12Example 3 - making a profit First National BankAssetsLiabilitiesRequired reserves+$10Checkable deposits+$100Loans+$90Asset transformation: selling liabilities (e.g. checkable deposits) with one set of characteristics and using the proceeds to buy assets (e.g. loans) with a different set of characteristicsThe bank borrows short (e.g. checkable deposits) and lends long (e.g. loans)
13Bank Management Liquidity Management Asset Management enough cash and liquidity assets to pay depositorsAsset Managementdiversifying investmentLiability Managementlow cost of getting fundsCapital Adequacy Managementget enough bank capital as required by regulatorsmanage credit riskmanage interest-rate riskmanage risks in off-balance-sheet activities
14Liquidity managementBanks need to have sufficient reserves or liquid asset to meet obligations to depositors – satisfy their withdrawals.Too much?Too little?
15Ample excess reservesBankAssetsLiabilitiesReserves$20MDeposits$100MLoans$80MBank Capital$10MSecuritiesSuppose required reserve ratio is 10%, for $100 deposit, how much required reserve should the bank have?ample excess reservesdeposit outflow (e.g. $10M)bank doesn’t need to take actions.BankAssetsLiabilitiesReserves$10MDeposits$90MLoans$80MBank CapitalSecurities
16No excess reservesBankAssetsLiabilitiesReserves$10MDeposits$100M$0$90MLoansBank CapitalSecuritiesReserves are a legal requirement and the shortfall must be eliminated (bank needs to take actions – it has 4 options – all costly).Excess reserves are insurance against the costs associated with deposit outflows
17Option 1: borrow from the Fed BankAssetsLiabilitiesReserves$9MDeposits$90MLoansBorrow from FedSecurities$10MBank CapitalBorrowing from the Fed incurs cost of interest payments based on the discount rate.
18Option 2: borrow from other banks AssetsLiabilitiesReserves$9MDeposits$90MLoansBorrowingSecurities$10MBank CapitalIf borrow temporarily (overnight), cost incurred is the interest rate (the fed funds market rate) paid on the borrowed funds.Long-term loans cost much more.
19Option 3: sell securities BankAssetsLiabilitiesReserves$9MDeposits$90MLoansBank Capital$10MSecurities$1MThe cost of selling securities is the brokerage and other transaction costs, and may incur capital loss.

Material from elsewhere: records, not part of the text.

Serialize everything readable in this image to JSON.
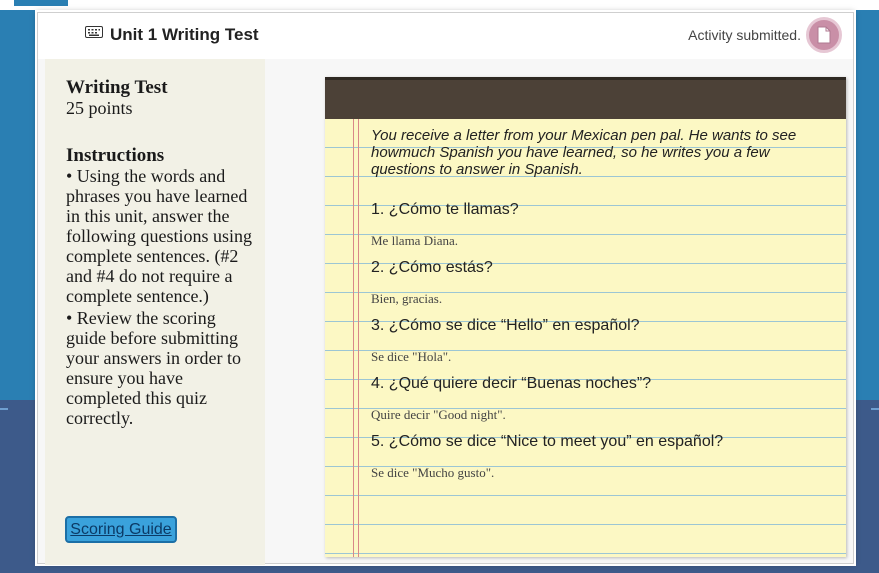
{
  "header": {
    "title": "Unit 1 Writing Test",
    "status": "Activity submitted.",
    "keyboard_icon": "keyboard-icon",
    "status_icon": "document-icon"
  },
  "sidebar": {
    "heading": "Writing Test",
    "points": "25 points",
    "instructions_heading": "Instructions",
    "bullets": [
      "• Using the words and phrases you have learned in this unit, answer the following questions using complete sentences. (#2 and #4 do not require a complete sentence.)",
      "• Review the scoring guide before submitting your answers in order to ensure you have completed this quiz correctly."
    ],
    "scoring_guide_label": "Scoring Guide"
  },
  "notebook": {
    "intro": "You receive a letter from your Mexican pen pal. He wants to see howmuch Spanish you have learned, so he writes you a few questions to answer in Spanish.",
    "questions": [
      {
        "q": "1. ¿Cómo te llamas?",
        "a": "Me llama Diana."
      },
      {
        "q": "2. ¿Cómo estás?",
        "a": "Bien, gracias."
      },
      {
        "q": "3. ¿Cómo se dice “Hello” en español?",
        "a": "Se dice \"Hola\"."
      },
      {
        "q": "4. ¿Qué quiere decir “Buenas noches”?",
        "a": "Quire decir \"Good night\"."
      },
      {
        "q": "5. ¿Cómo se dice “Nice to meet you” en español?",
        "a": "Se dice \"Mucho gusto\"."
      }
    ]
  },
  "colors": {
    "background_top": "#2a7fb3",
    "background_bottom": "#3d5a8a",
    "paper": "#fcf8c4",
    "notebook_header": "#4c4137",
    "rule_line": "#9cc6d4",
    "margin_line": "#d98888",
    "button": "#3aa2dc"
  }
}
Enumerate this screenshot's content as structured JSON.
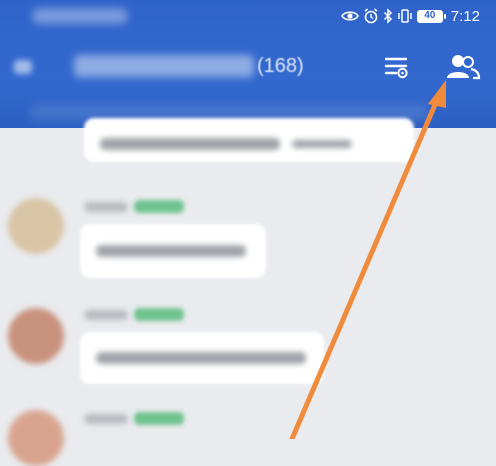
{
  "status_bar": {
    "battery_level": "40",
    "time": "7:12",
    "icons": [
      "eye-icon",
      "alarm-icon",
      "bluetooth-icon",
      "vibrate-icon",
      "battery-icon"
    ]
  },
  "nav": {
    "member_count": "(168)",
    "menu_icon": "settings-list-icon",
    "members_icon": "group-members-icon"
  },
  "colors": {
    "header": "#3369cf",
    "background": "#e9ebee",
    "bubble": "#ffffff",
    "tag": "#6fc38f",
    "annotation_arrow": "#f08a3c"
  }
}
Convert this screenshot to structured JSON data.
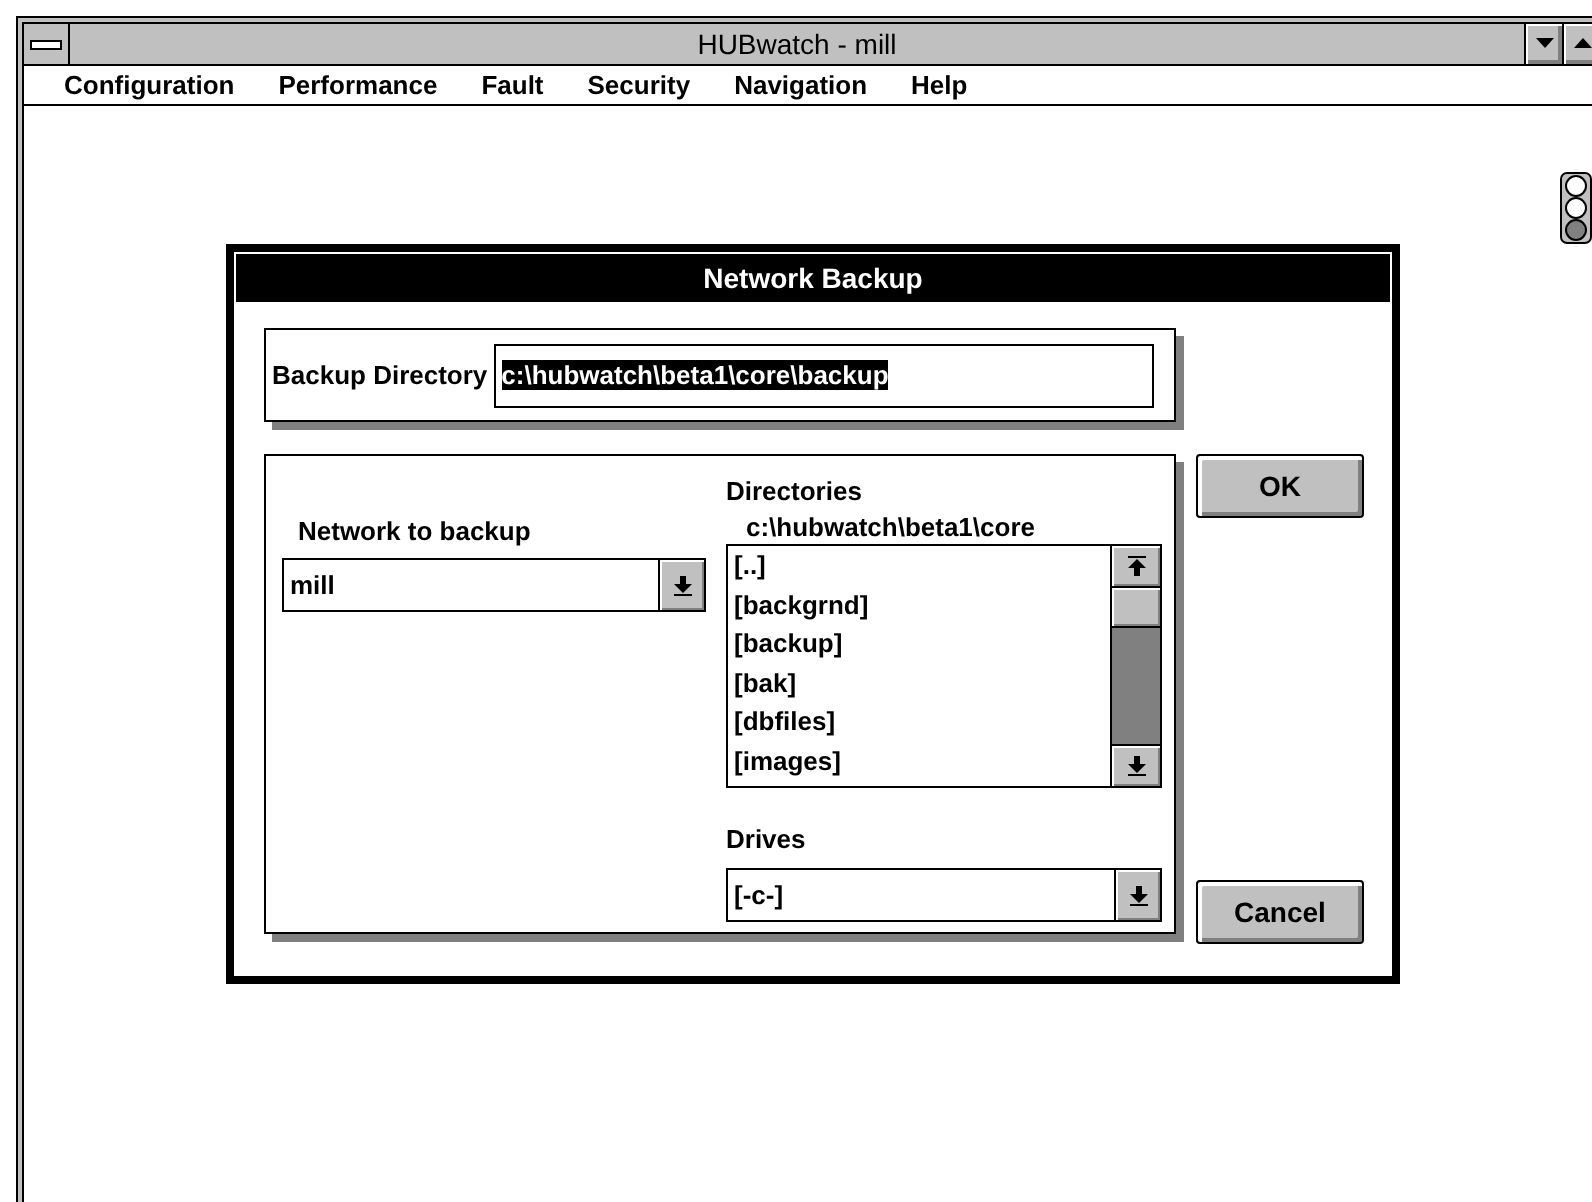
{
  "window": {
    "title": "HUBwatch - mill"
  },
  "menu": [
    {
      "label": "Configuration"
    },
    {
      "label": "Performance"
    },
    {
      "label": "Fault"
    },
    {
      "label": "Security"
    },
    {
      "label": "Navigation"
    },
    {
      "label": "Help"
    }
  ],
  "dialog": {
    "title": "Network Backup",
    "backup_directory": {
      "label": "Backup Directory",
      "value": "c:\\hubwatch\\beta1\\core\\backup",
      "text_selected": true
    },
    "network": {
      "label": "Network to backup",
      "value": "mill"
    },
    "directories": {
      "label": "Directories",
      "path": "c:\\hubwatch\\beta1\\core",
      "items": [
        {
          "label": "[..]",
          "selected": false
        },
        {
          "label": "[backgrnd]",
          "selected": false
        },
        {
          "label": "[backup]",
          "selected": false
        },
        {
          "label": "[bak]",
          "selected": false
        },
        {
          "label": "[dbfiles]",
          "selected": false
        },
        {
          "label": "[images]",
          "selected": false
        }
      ]
    },
    "drives": {
      "label": "Drives",
      "value": "[-c-]"
    },
    "buttons": [
      {
        "label": "OK"
      },
      {
        "label": "Cancel"
      }
    ]
  }
}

20Option 4: Call in or sell off loans BankAssetsLiabilitiesReserves$9MDeposits$90MLoans$81MBank Capital$10MSecuritiesReduction of loans is the most costly way of acquiring reserves.Calling in loans antagonizes customers.Other banks may only agree to purchase loans at a substantial discount.
21Liquidity management Conclusion: Excess reserves are ‘insurance’ against the costs associated with deposit outflows.Another ‘insurance’ is holding liquid assets, mainly the ‘secondary reserves’ - short-term U.S. government securities.